- _What to work on_:
With pictures removed, print the listing exactly.

- _Record set_:
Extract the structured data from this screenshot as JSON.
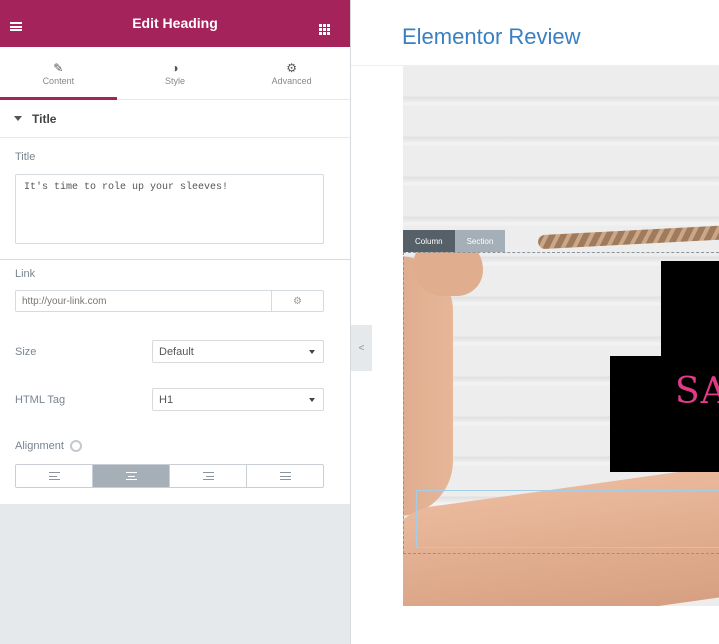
{
  "panel": {
    "header_title": "Edit Heading",
    "tabs": [
      {
        "label": "Content",
        "icon": "pencil-icon"
      },
      {
        "label": "Style",
        "icon": "contrast-icon"
      },
      {
        "label": "Advanced",
        "icon": "gear-icon"
      }
    ],
    "section_title": "Title",
    "title_label": "Title",
    "title_value": "It's time to role up your sleeves!",
    "link_label": "Link",
    "link_placeholder": "http://your-link.com",
    "size_label": "Size",
    "size_value": "Default",
    "html_tag_label": "HTML Tag",
    "html_tag_value": "H1",
    "alignment_label": "Alignment",
    "alignment_selected": "center",
    "accent_color": "#a4235b"
  },
  "collapse_glyph": "<",
  "preview": {
    "page_title": "Elementor Review",
    "column_tab": "Column",
    "section_tab": "Section",
    "sign_text": "SA",
    "title_color": "#3a7fc1"
  }
}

- _Answer_:
Extract the structured data from this screenshot as JSON.
{
  "panel": {
    "header_title": "Edit Heading",
    "tabs": [
      {
        "label": "Content",
        "icon": "pencil-icon"
      },
      {
        "label": "Style",
        "icon": "contrast-icon"
      },
      {
        "label": "Advanced",
        "icon": "gear-icon"
      }
    ],
    "section_title": "Title",
    "title_label": "Title",
    "title_value": "It's time to role up your sleeves!",
    "link_label": "Link",
    "link_placeholder": "http://your-link.com",
    "size_label": "Size",
    "size_value": "Default",
    "html_tag_label": "HTML Tag",
    "html_tag_value": "H1",
    "alignment_label": "Alignment",
    "alignment_selected": "center",
    "accent_color": "#a4235b"
  },
  "collapse_glyph": "<",
  "preview": {
    "page_title": "Elementor Review",
    "column_tab": "Column",
    "section_tab": "Section",
    "sign_text": "SA",
    "title_color": "#3a7fc1"
  }
}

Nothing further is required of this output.